Lehtonen has a 9-6-5 record in 21 games with a 0.903 save percentage and 3.13 goals against average, both career worsts. And that's saying something because he played behind some really terrible Thrashers teams.
In fact, the 32 shots per game Lehtonen is facing at the moment is not the most of his career. That is a 32.5 shots per game average with the 2008-09 Thrashers, when Lehtonen went 19-22-3 in 46 games but had a 0.911 save percentage and 3.06 goals against.
Are the shots Lehtonen's facing of significantly higher quality than he has in previous seasons? That's a very difficult metric to quantify with the easily available data. And to some extent, it may be irrelevant - after all, the central dogma of the most commonly used possession statistics is that a shot attempt is a shot attempt, no matter where it's taken from.
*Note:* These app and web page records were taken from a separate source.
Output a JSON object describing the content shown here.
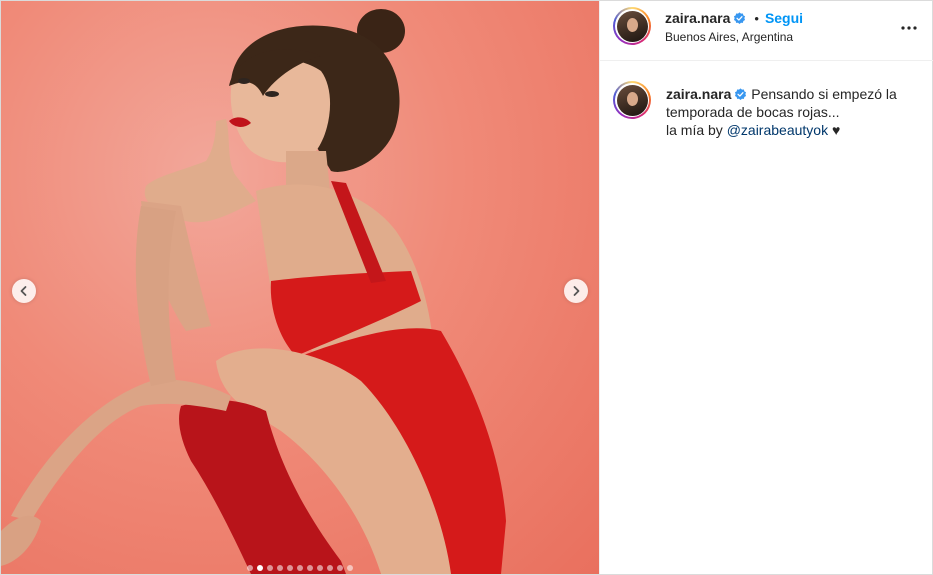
{
  "post": {
    "username": "zaira.nara",
    "follow_label": "Segui",
    "separator": "•",
    "location": "Buenos Aires, Argentina",
    "caption": {
      "username": "zaira.nara",
      "line1": "Pensando si empezó la temporada de bocas rojas...",
      "line2_prefix": "la mía by ",
      "mention": "@zairabeautyok",
      "heart": "♥"
    }
  },
  "carousel": {
    "slide_count": 11,
    "active_index": 1
  },
  "icons": {
    "verified": "verified-badge-icon",
    "more": "more-options-icon",
    "prev": "chevron-left-icon",
    "next": "chevron-right-icon"
  },
  "colors": {
    "link": "#0095f6",
    "mention": "#00376b",
    "verified": "#3897f0",
    "background_photo": "#f08a78",
    "dress": "#d51a1a"
  }
}
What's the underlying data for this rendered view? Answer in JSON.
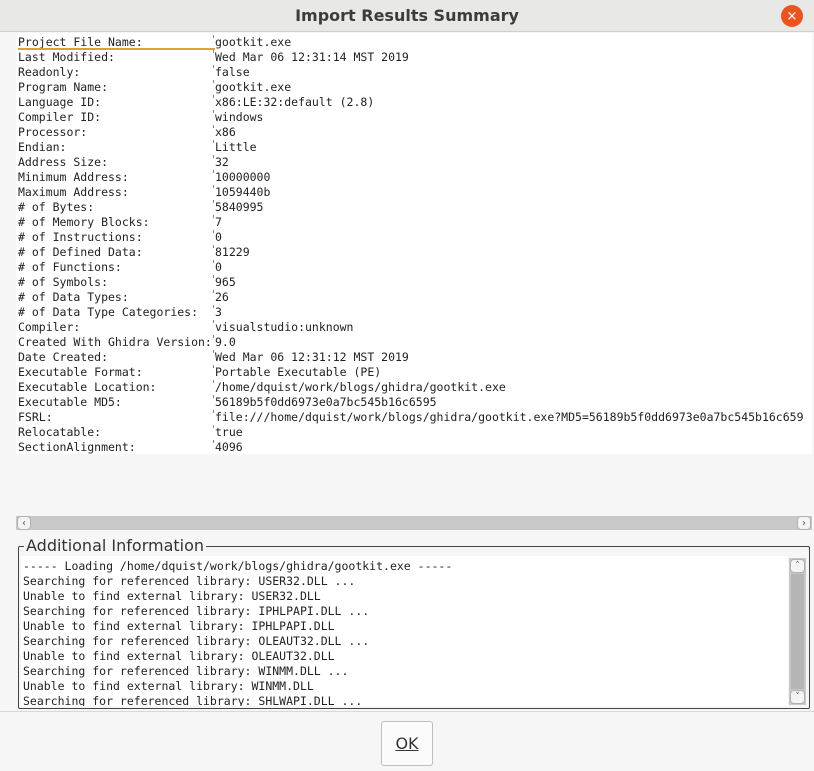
{
  "window": {
    "title": "Import Results Summary",
    "close_glyph": "×"
  },
  "properties": [
    {
      "key": "Project File Name:",
      "value": "gootkit.exe"
    },
    {
      "key": "Last Modified:",
      "value": "Wed Mar 06 12:31:14 MST 2019"
    },
    {
      "key": "Readonly:",
      "value": "false"
    },
    {
      "key": "Program Name:",
      "value": "gootkit.exe"
    },
    {
      "key": "Language ID:",
      "value": "x86:LE:32:default (2.8)"
    },
    {
      "key": "Compiler ID:",
      "value": "windows"
    },
    {
      "key": "Processor:",
      "value": "x86"
    },
    {
      "key": "Endian:",
      "value": "Little"
    },
    {
      "key": "Address Size:",
      "value": "32"
    },
    {
      "key": "Minimum Address:",
      "value": "10000000"
    },
    {
      "key": "Maximum Address:",
      "value": "1059440b"
    },
    {
      "key": "# of Bytes:",
      "value": "5840995"
    },
    {
      "key": "# of Memory Blocks:",
      "value": "7"
    },
    {
      "key": "# of Instructions:",
      "value": "0"
    },
    {
      "key": "# of Defined Data:",
      "value": "81229"
    },
    {
      "key": "# of Functions:",
      "value": "0"
    },
    {
      "key": "# of Symbols:",
      "value": "965"
    },
    {
      "key": "# of Data Types:",
      "value": "26"
    },
    {
      "key": "# of Data Type Categories:",
      "value": "3"
    },
    {
      "key": "Compiler:",
      "value": "visualstudio:unknown"
    },
    {
      "key": "Created With Ghidra Version:",
      "value": "9.0"
    },
    {
      "key": "Date Created:",
      "value": "Wed Mar 06 12:31:12 MST 2019"
    },
    {
      "key": "Executable Format:",
      "value": "Portable Executable (PE)"
    },
    {
      "key": "Executable Location:",
      "value": "/home/dquist/work/blogs/ghidra/gootkit.exe"
    },
    {
      "key": "Executable MD5:",
      "value": "56189b5f0dd6973e0a7bc545b16c6595"
    },
    {
      "key": "FSRL:",
      "value": "file:///home/dquist/work/blogs/ghidra/gootkit.exe?MD5=56189b5f0dd6973e0a7bc545b16c659"
    },
    {
      "key": "Relocatable:",
      "value": "true"
    },
    {
      "key": "SectionAlignment:",
      "value": "4096"
    }
  ],
  "scroll_left_glyph": "‹",
  "scroll_right_glyph": "›",
  "scroll_up_glyph": "˄",
  "scroll_down_glyph": "˅",
  "additional_info": {
    "title": "Additional Information",
    "lines": [
      "----- Loading /home/dquist/work/blogs/ghidra/gootkit.exe -----",
      "Searching for referenced library: USER32.DLL ...",
      "Unable to find external library: USER32.DLL",
      "Searching for referenced library: IPHLPAPI.DLL ...",
      "Unable to find external library: IPHLPAPI.DLL",
      "Searching for referenced library: OLEAUT32.DLL ...",
      "Unable to find external library: OLEAUT32.DLL",
      "Searching for referenced library: WINMM.DLL ...",
      "Unable to find external library: WINMM.DLL",
      "Searching for referenced library: SHLWAPI.DLL ..."
    ]
  },
  "ok_label": "OK",
  "colors": {
    "close_button": "#e95420",
    "focus_underline": "#e0a030"
  }
}
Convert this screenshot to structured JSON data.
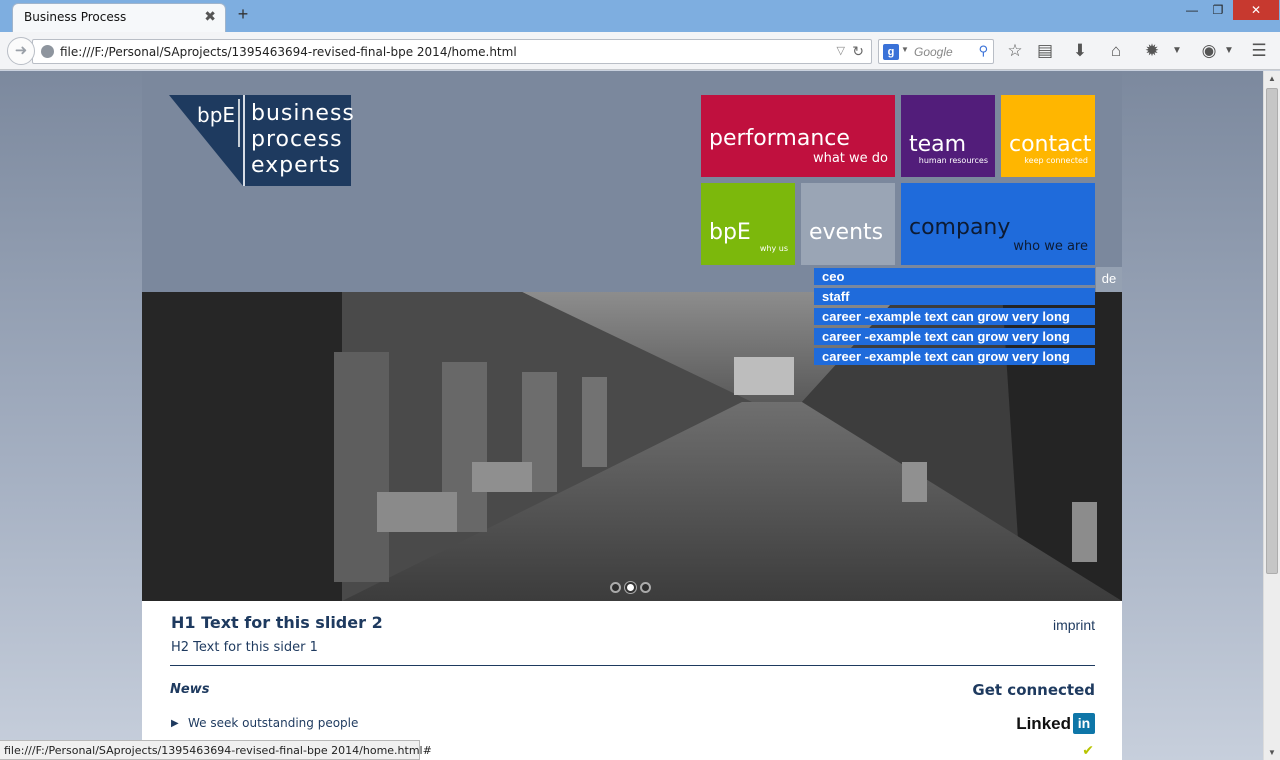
{
  "browser": {
    "tab_title": "Business Process",
    "tab_close": "✖",
    "new_tab": "+",
    "url": "file:///F:/Personal/SAprojects/1395463694-revised-final-bpe 2014/home.html",
    "search_placeholder": "Google",
    "status_url": "file:///F:/Personal/SAprojects/1395463694-revised-final-bpe 2014/home.html#"
  },
  "logo": {
    "mark": "bpE",
    "lines": [
      "business",
      "process",
      "experts"
    ]
  },
  "nav_tiles": [
    {
      "title": "performance",
      "subtitle": "what we do",
      "color": "#c0103e"
    },
    {
      "title": "team",
      "subtitle": "human resources",
      "color": "#521d7a"
    },
    {
      "title": "contact",
      "subtitle": "keep connected",
      "color": "#ffb600"
    },
    {
      "title": "bpE",
      "subtitle": "why us",
      "color": "#7cb80c"
    },
    {
      "title": "events",
      "subtitle": "",
      "color": "#9aa5b5"
    },
    {
      "title": "company",
      "subtitle": "who we are",
      "color": "#1f6bdb"
    }
  ],
  "language": "de",
  "company_menu": [
    "ceo",
    "staff",
    "career -example text can grow very long",
    "career -example text can grow very long",
    "career -example text can grow very long"
  ],
  "slider": {
    "dot_count": 3,
    "active_dot": 2
  },
  "content": {
    "h1": "H1 Text for this slider 2",
    "h2": "H2 Text for this sider 1",
    "imprint": "imprint",
    "news_title": "News",
    "news_items": [
      "We seek outstanding people"
    ],
    "get_connected": "Get connected",
    "linkedin_text": "Linked",
    "linkedin_box": "in"
  }
}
Still it could be a factor.
I'm a little hesitant to point to that though because several of those Thrasher teams were terrible. Both the 2007-08 and 2008-09 versions had exactly 76 points in 82 games and were not looked on kindly around the league. Offenses at the time were even more high-flying than they are now right after the lockout and the subsequent harsh enforcement of obstruction rules. If there are teams you can assume gave up tons of quality chances, bad teams right after the lockouts are certainly among them.
So if it's not the difference in the defense in front of him (and again, being compared to the late 2000s Thrashers is hardly a compliment to the current defense), some of the problem has to be with Lehtonen himself. This is evident in the general eye test as well, because while there are certainly some games that Lehtonen has been the key difference maker, there haven't been nearly as many of them this season.
There are plenty of other players who are underperforming relative to their own expectations. The difference is it's virtually impossible for a skater to win a game via his own efforts (as demonstrated by the Stars losing when Tyler Seguin scored a hat trick) while it's at least a semi-regular occurrence for an individual effort from a goalie to will his team to a win.
Lehtonen is certainly not the entirety of the problem. But he's not been the solution he has been in the past either.